Coalition of 60 organisations launch Time for a Home campaign giving Morrison Government a June 2021 deadline to resettle refugees
5 November 2020
A coalition of 60 grassroots networks, legal, medical, community and human rights organisations are calling on the Morrison Government to release and resettle people seeking asylum and refugees held in indefinite detention for up to seven years.
The Time for a Home campaign launched today, is calling on the Morrison Government to resettle people in a permanent home by World Refugee Day in June 2021.
People who have been through offshore processing and remain detained in a network of facilities, including Alternative Places of Detention (APODs) of Mantra Hotel in Melbourne and Kangaroo Point Hotel in Brisbane, and offshore, need a permanent home to recover their health and rebuild their lives.
Human rights activist detained at Villawood detention facility, Farhad Rahmati:
“I am a civil engineer but I don’t have a future. The Australian Government has imprisoned us for 7 precious years of life, away from loved ones and community. We lost 13 brothers who died in offshore processing, it’s time for Prime Minister Morrison to give us freedom to start life again in a safe, new home.”
Louise Redmond, National President of Rural Australians for Refugees (RAR):
“RAR members have been visiting people seeking asylum and refugees in detention particularly in Queensland, New South Wales, Victoria and South Australia. for many years and have kept in contact via mobile phones during COVID-19 restrictions. It concerns us all that as restrictions ease, visiting rights have not been restored.”
“A number of our members are ready to welcome people into their homes as part of a resettlement process. RAR urges the Government to work with us to develop a plan for fair resettlement of people who have sought our protection.”
Dr Sara Townend, Director of Independent Doctors Network:
“Australian doctors work with asylum seekers and refugees across a number of settings. We see first-hand the impact that detention has on physical and mental health. Providing durable and safe pathways towards resettlement needs to be a priority for these patients.’
Jana Favero, Director of Advocacy and Campaigns at Asylum Seeker Resource Centre:
“The only thing standing between a permanent home and refugees is our Government. We must stop punishing people, simply because they sought safety on our shores. The community has spoken, Doctors have spoken, and experts have spoken. It’s time for our Government to stop playing politics with people’s lives and do the right thing.”
Australian Refugee Action Network spokesperson:
People across Australia are saying that there is no justification for holding refugees and people who are seeking our protection for years in immigration detention. Like all of us, people need freedom and the chance to build their futures.

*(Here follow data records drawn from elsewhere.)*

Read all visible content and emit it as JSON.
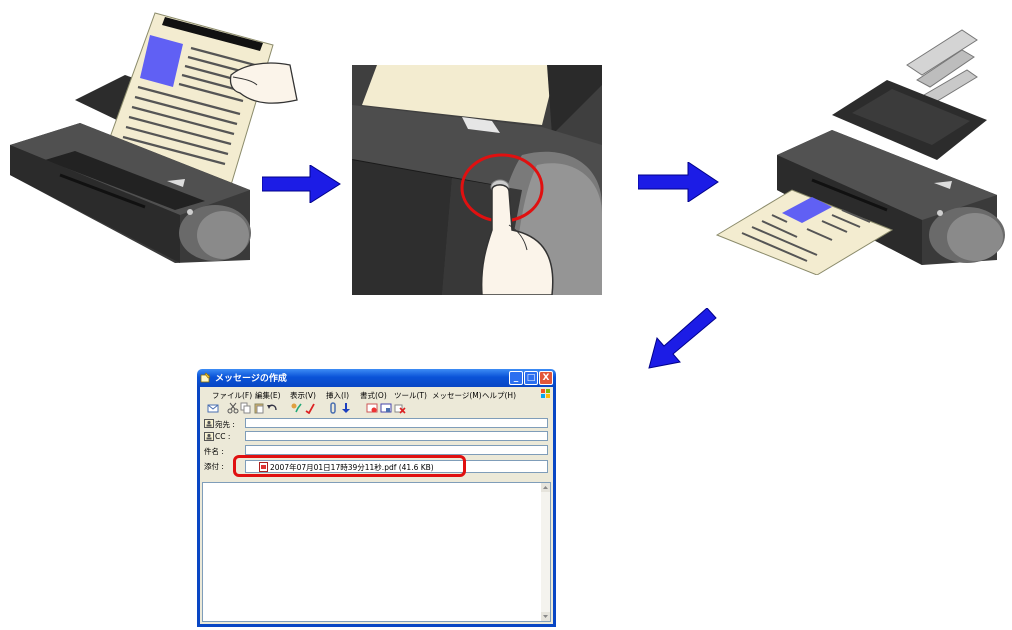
{
  "window": {
    "title": "メッセージの作成",
    "buttons": [
      "_",
      "□",
      "X"
    ]
  },
  "menu": [
    "ファイル(F)",
    "編集(E)",
    "表示(V)",
    "挿入(I)",
    "書式(O)",
    "ツール(T)",
    "メッセージ(M)",
    "ヘルプ(H)"
  ],
  "fields": {
    "to_label": "宛先 :",
    "cc_label": "CC :",
    "subject_label": "件名 :",
    "attach_label": "添付 :",
    "to_value": "",
    "cc_value": "",
    "subject_value": "",
    "attachment": "2007年07月01日17時39分11秒.pdf (41.6 KB)"
  },
  "icons": {
    "toolbar": [
      "send-icon",
      "cut-icon",
      "copy-icon",
      "paste-icon",
      "undo-icon",
      "check-names-icon",
      "spelling-icon",
      "attach-icon",
      "priority-icon",
      "sign-icon",
      "encrypt-icon",
      "offline-icon"
    ],
    "steps": [
      "scanner-with-document",
      "press-scan-button",
      "scanner-outputs-document"
    ],
    "arrows": [
      "arrow-right",
      "arrow-right",
      "arrow-down-left"
    ]
  },
  "colors": {
    "arrow": "#1c1ce6",
    "highlight": "#e01010",
    "paper": "#f3ecd0",
    "picture": "#6060f4",
    "scanner_body": "#3a3a3a",
    "titlebar": "#0a53d8"
  }
}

Detention is totally unnecessary and damaging to the people deprived of freedom and hope, and to the community and we cannot tolerate it.”
Sarah Dale, Centre Director and Principal Solicitor of Refugee Advice and Casework Service (RACS):
“Our Government has spent the last 7 years holding men, women and children in appalling conditions, for daring to seek safety on our shores. This from a country that holds itself as a leader in Human Rights. It’s time for the double standards to end and for the Government to allow all refugees to rebuild their lives in permanent safety.”
Dr Graham Thom, Refugee Coordinator, Amnesty International Australia:
“For more than 7 years refugees have been stuck in detention. It’s time for this to end, for the Australian Government to show compassion and humanity and find people a home.”